The legislation would require attending physicians to refer the terminally ill patients to a consulting doctor to review the medical records, confirm the diagnosis and prognosis, refer the patient for a competency exam and verify the patient has made an informed and voluntary decision. Consulting physicians who suspect the patient is not competent would have to him or her to a mental health professional for evaluation.
An aid in dying request could not be granted until the mental health professional states in wring that the patient is competent.
The Maryland Disability Law Center said it has “a serious concern” about the bill in light of what it called a lack of physician sensitivity to people who live with disabilities.
Across the nation, disability advocates “encounter doctors that discriminate against people with disabilities in their prognoses, treatment decisions and advice to patients and their families, due to lack of information or erroneous assumptions about the prospects of people with disabilities to live quality lives,” MDLC stated in written testimony to the Senate committee. “The bill fails to address these widespread problems, equip doctors with complete information, or ensure that disability-appropriate supports are offered (or even understood) and options fully explored.”
But the ACLU of Maryland said the legislation is about giving “our loved ones the dignity and respect to be able to make this extraordinarily difficult choice in a way that is thoughtful and medically appropriate.”
The group added “it is patients – our fathers, mothers, husbands, wives, siblings or dear friends who are suffering at the end of life – who have a deeply personal right to make that choice, not the government.”
Under the bill, the patient’s legal cause of death would be the underlying terminal illness that led to the aid in dying request, making no mention that the person took his or her own life.
The measure would make it a felony punishable by up to 10 years in prison and a 10,000 fine for a person to willfully alter or forge a request for aid in dying, conceal or destroy a patient’s rescission of the request or exert undue influence on a patient to request aid in dying.

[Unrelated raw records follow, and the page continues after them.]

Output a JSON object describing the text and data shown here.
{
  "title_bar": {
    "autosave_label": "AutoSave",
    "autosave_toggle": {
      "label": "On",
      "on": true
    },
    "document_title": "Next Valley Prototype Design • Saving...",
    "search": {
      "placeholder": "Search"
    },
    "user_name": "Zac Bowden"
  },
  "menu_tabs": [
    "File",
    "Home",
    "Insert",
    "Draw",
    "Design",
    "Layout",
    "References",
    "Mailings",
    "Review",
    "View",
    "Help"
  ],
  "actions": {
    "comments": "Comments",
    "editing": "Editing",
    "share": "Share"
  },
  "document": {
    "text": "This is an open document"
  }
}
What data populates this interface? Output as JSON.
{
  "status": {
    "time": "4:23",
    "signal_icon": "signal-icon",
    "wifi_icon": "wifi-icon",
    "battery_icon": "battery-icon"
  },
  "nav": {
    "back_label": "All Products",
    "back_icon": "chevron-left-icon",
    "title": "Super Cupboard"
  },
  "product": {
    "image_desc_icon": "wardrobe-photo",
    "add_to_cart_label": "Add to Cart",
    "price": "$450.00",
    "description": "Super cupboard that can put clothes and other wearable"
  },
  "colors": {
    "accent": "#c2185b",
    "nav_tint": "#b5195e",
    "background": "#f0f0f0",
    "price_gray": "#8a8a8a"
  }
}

The bill is cross-filed in the House. Del. Shane E. Pendergrass, D-Howard, is the chief sponsor of House Bill 1021.